Directions.
Output the entries below unchanged, except for the pictures.
== == ==
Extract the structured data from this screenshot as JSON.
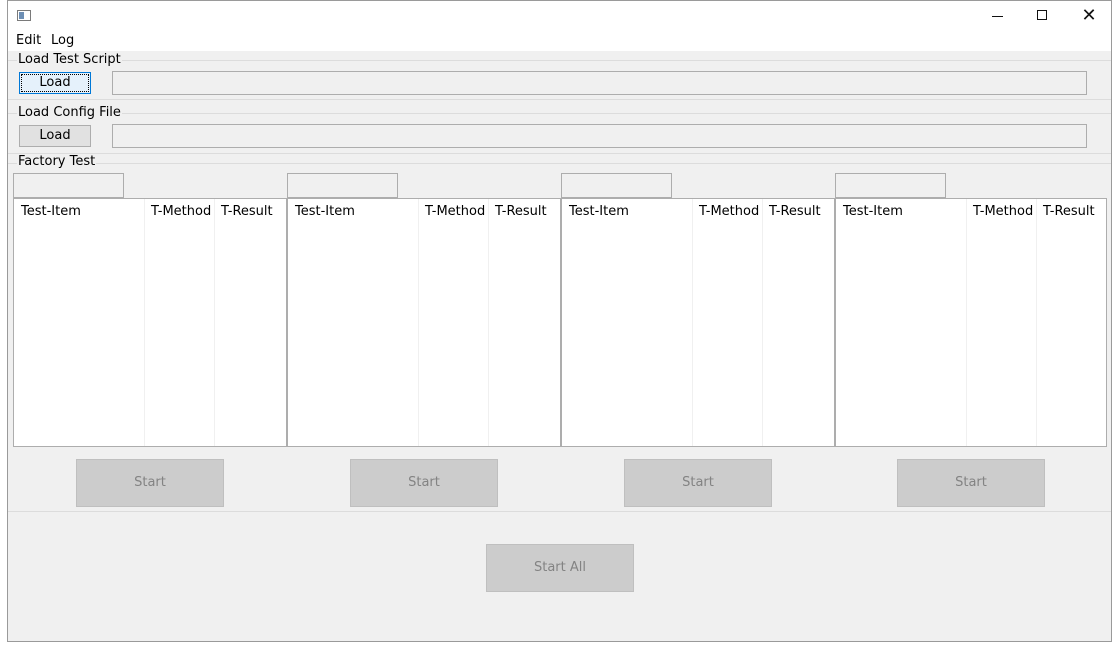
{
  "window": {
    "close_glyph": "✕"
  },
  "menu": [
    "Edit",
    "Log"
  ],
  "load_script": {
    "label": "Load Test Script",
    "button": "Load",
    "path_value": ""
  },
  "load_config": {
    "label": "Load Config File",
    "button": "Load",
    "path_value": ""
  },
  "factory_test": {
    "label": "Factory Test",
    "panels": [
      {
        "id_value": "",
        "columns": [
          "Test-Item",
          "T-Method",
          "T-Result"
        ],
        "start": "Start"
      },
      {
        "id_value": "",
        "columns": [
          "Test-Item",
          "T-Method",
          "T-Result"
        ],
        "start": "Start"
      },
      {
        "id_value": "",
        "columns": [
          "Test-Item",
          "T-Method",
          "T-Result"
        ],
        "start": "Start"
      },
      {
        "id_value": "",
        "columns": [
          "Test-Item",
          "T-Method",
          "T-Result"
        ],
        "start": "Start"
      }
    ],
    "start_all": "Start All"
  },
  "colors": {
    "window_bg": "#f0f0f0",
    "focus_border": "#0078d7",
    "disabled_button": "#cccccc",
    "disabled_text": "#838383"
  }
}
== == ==
Response to the exercise.
Extract the structured data from this screenshot as JSON.
{
  "window": {
    "close_glyph": "✕"
  },
  "menu": [
    "Edit",
    "Log"
  ],
  "load_script": {
    "label": "Load Test Script",
    "button": "Load",
    "path_value": ""
  },
  "load_config": {
    "label": "Load Config File",
    "button": "Load",
    "path_value": ""
  },
  "factory_test": {
    "label": "Factory Test",
    "panels": [
      {
        "id_value": "",
        "columns": [
          "Test-Item",
          "T-Method",
          "T-Result"
        ],
        "start": "Start"
      },
      {
        "id_value": "",
        "columns": [
          "Test-Item",
          "T-Method",
          "T-Result"
        ],
        "start": "Start"
      },
      {
        "id_value": "",
        "columns": [
          "Test-Item",
          "T-Method",
          "T-Result"
        ],
        "start": "Start"
      },
      {
        "id_value": "",
        "columns": [
          "Test-Item",
          "T-Method",
          "T-Result"
        ],
        "start": "Start"
      }
    ],
    "start_all": "Start All"
  },
  "colors": {
    "window_bg": "#f0f0f0",
    "focus_border": "#0078d7",
    "disabled_button": "#cccccc",
    "disabled_text": "#838383"
  }
}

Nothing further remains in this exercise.